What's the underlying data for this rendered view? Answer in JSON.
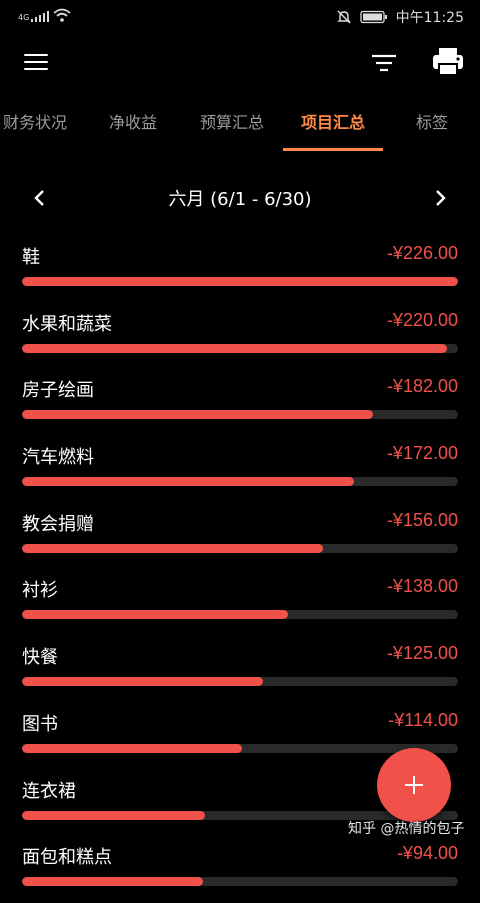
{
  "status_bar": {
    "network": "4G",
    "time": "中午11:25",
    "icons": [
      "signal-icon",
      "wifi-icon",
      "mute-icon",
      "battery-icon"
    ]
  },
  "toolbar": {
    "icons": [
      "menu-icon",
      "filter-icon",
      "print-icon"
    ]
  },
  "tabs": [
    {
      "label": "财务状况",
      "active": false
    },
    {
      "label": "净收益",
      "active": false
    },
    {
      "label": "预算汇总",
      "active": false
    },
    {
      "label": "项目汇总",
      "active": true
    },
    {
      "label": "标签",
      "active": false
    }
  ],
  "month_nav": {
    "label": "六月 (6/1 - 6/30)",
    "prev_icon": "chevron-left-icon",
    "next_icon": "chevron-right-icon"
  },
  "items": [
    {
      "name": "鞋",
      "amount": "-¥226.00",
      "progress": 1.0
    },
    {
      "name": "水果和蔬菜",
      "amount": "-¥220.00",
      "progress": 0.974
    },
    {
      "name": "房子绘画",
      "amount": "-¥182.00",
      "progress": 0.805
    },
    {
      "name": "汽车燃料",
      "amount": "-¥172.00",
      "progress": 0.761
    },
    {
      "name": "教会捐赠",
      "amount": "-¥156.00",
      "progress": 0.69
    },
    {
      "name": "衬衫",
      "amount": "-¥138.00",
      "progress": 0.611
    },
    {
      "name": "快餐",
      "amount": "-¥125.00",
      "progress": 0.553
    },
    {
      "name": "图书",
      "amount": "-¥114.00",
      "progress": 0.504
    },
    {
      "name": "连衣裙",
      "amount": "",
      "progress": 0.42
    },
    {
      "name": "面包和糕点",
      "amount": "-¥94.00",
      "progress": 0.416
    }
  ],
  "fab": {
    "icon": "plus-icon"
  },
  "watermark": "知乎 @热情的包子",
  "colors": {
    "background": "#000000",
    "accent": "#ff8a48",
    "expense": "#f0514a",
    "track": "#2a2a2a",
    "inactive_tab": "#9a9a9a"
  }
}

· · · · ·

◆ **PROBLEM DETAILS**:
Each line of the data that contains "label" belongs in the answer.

◆ **FINISHED TASK**:
      "label": "财务状况",
      "label": "净收益",
      "label": "预算汇总",
      "label": "项目汇总",
      "label": "标签",
    "label": "六月 (6/1 - 6/30)",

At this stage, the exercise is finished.